An important tactic to remember is to price manure by the acre, not by the gallon. You have to look at it from the buyer’s standpoint. He’s more interested in the nutrient availability to the crops, not helping you dispose of 6,000 gallons of hog manure.
Because it’s viewed as a fertilizer substitute, pricing manure in dollars per acre puts it in a unit that can be compared to other fertilizers. “Assuming that all of the crop’s fertilizer needs will be met, the value per acre will be constant between different manure types, only the application rates will differ,” notes Massey.
The bottom line when you market manure, it comes down to quality. You have to prove to a crop producer that your product is better for his crops than the commercial product he can buy from a local dealer.
Take Pride in the Process
As you work to sell your hog manure, there are some steps you need to take to illustrate to the crop producer that he made a wise decision. Ray Massey, associate professor,
Be sure that there is no manure spillage as you travel down the road. If there is, clean it up quickly and thoroughly.

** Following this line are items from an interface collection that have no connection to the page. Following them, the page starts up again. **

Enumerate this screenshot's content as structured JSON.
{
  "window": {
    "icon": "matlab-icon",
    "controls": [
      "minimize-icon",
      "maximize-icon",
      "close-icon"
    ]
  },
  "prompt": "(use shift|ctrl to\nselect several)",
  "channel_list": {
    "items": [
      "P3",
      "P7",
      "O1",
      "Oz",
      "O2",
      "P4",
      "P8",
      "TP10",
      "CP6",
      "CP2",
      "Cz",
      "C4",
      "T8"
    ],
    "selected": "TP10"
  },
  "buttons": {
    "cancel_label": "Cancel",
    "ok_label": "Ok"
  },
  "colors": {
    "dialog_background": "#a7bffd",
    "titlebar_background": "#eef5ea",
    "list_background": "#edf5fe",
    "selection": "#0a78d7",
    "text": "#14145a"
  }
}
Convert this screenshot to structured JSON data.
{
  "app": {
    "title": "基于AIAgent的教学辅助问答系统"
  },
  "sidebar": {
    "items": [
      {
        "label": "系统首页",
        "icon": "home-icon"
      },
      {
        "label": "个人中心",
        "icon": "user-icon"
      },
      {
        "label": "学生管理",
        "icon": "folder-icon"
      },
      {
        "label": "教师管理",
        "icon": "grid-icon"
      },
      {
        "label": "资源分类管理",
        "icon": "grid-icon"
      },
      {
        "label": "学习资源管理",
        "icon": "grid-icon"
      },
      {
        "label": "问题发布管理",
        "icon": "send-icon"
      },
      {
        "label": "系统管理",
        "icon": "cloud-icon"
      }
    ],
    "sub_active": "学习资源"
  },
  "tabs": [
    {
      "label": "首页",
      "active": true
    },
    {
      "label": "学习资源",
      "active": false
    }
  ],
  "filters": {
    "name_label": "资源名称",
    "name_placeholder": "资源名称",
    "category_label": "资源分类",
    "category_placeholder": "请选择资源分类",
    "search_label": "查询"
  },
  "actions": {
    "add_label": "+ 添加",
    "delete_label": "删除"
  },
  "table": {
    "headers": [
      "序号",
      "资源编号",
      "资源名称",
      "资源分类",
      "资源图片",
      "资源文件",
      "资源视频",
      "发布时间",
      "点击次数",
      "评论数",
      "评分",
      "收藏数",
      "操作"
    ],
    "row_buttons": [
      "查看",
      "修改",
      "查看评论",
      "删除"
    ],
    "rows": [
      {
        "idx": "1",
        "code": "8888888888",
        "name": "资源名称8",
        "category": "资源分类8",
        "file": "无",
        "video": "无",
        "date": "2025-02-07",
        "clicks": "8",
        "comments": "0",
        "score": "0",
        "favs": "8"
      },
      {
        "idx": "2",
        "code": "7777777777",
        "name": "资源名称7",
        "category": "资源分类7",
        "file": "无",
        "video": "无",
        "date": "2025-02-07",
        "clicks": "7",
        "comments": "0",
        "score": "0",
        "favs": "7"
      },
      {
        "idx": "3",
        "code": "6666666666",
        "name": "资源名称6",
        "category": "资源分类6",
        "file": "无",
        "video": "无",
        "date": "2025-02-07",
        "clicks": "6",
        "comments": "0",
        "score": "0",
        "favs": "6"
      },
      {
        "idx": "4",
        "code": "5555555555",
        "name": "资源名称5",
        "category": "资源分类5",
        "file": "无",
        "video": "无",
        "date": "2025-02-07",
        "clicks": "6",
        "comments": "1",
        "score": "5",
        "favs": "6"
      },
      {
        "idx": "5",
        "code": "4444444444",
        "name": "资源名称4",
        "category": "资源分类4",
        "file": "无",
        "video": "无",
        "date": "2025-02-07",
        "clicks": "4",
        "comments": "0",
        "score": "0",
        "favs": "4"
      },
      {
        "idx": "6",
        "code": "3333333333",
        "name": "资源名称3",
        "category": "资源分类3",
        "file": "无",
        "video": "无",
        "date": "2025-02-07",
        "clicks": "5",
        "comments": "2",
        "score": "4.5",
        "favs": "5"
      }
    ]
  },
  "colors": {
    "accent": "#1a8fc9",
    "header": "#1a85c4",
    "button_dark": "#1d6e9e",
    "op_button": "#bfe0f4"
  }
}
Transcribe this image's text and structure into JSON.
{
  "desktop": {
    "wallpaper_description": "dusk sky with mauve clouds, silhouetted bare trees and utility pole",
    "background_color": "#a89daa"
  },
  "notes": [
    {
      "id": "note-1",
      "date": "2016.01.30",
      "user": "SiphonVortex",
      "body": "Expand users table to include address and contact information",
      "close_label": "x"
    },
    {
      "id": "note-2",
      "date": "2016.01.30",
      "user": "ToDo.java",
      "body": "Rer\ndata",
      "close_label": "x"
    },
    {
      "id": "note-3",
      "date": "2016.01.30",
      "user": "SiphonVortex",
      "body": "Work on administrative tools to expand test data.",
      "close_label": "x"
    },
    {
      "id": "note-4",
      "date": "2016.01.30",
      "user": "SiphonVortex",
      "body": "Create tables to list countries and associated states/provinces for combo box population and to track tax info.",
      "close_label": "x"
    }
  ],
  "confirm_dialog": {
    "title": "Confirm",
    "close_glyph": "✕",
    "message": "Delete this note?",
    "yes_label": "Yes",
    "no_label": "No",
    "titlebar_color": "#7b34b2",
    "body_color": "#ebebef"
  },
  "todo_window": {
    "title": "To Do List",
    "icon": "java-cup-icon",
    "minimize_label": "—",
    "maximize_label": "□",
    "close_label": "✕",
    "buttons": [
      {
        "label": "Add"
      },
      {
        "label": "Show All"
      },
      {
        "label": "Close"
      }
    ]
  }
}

Apply the manure when you are able to minimize the amount of soil compaction to the field.
Minimize the time required to apply manure by using multiple applicators or piping systems, if possible.
Minimize odor by injecting manure into the soil. This also conserves nitrogen, which increases the manure’s value. Injection may increase the time required to apply manure, and it may disrupt no-till systems. However, there are injection shanks designed for use in no-till systems that only minimally disturb the soil surface.
Foreign matter causes more of a problem with dry manures, but ensure that semen pipettes and needles never get thrown into the pit. Take precautions to keep all foreign material out of the manure storage. Not only is it smart, but it will make it easier to convince potential crop producers to accept your hog manure as a quality product.
f you’re planning to sell your hog manure to a crop producer, you’ll need to have the manure analyzed. Here are two resources that provide lists of soil- and manure-testing laboratories from across the country.
You can access the lists at http://extension.agron.iastate.edu/immag/splabssma.html and at http://outreach.missouri.edu/mommag/labs.html.
There’s also a Manure Value Calculator at http://cnmp.unl.edu/cnmpsoftware2.html, along with links to other manure-management tools.
Another resource to check out is the new national Livestock and Poultry Environmental Learning Center Web site. The center hosts monthly live Web cast seminars (viewable from your computer) on animal manure-management issues. Go to http://lpe.unl.edu to check out the seminar line up, look up other resources and to sign up for a monthly newsletter.